There are others—obviously, I’d vote for all of the impeachers if not for the fact that most of them have been excommunicated from politics by the cult for their sins. But I suspect we’re reaching the point, if we haven’t reached it already, where the average Republican in elected office wouldn’t follow Pence’s lead if forced to decide.

Whether they would decline out of fanaticism or fear for their family’s lives would vary from person to person, but that question is academic for our purposes.

We know what Kari Lake, the biggest star in this year’s Republican field, would do. In fact, given the national chatter lately about her retail skills and potential as a Trump running mate, there’s a very dark timeline in which Vice President Lake gets to preside over the counting of electoral votes in Congress on January 6, 2029, after she’s just lost the presidential election to some Democrat.

Knowing what you know about her, how do you think she’d handle that situation?

If she handled it … badly, shall we say, how many elected Republicans do we think would dare denounce her or protest her coup attempt? 

How many have done so to protest Trump’s?

I mention Lake here not just because she’s likely to be the most buzzed-about newcomer in American politics within 24 hours but because everyone knows how she would have handled January 6 and she’s going to win anyway. With the lone exception of Doug Mastriano, there’s no candidate in the country whose civic corruption is easier to predict. Yet not only is that likely to be no obstacle to victory in Arizona, her triumph will be actively celebrated on Wednesday by even respectable conservative media.

So, put it this way: If democracy isn’t on the ballot tomorrow, it’s at least near the ballot. The results will affect the course of future American elections, maybe profoundly. Do your best with the choices you have.
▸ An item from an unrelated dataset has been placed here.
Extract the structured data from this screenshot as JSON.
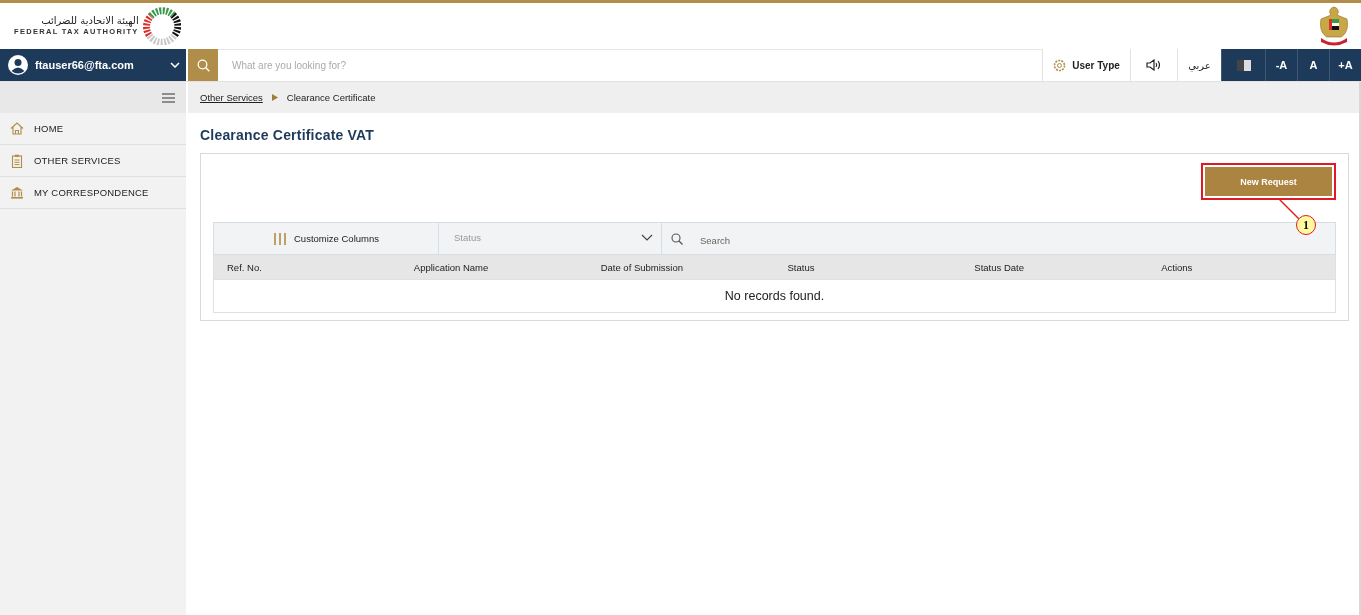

Nick Catoggio is a staff writer at The Dispatch and is based in Texas. Prior to joining the company in 2022, he spent 16 years gradually alienating a populist readership at Hot Air. When Nick isn’t busy writing a daily newsletter on politics, he’s … probably planning the next day’s newsletter.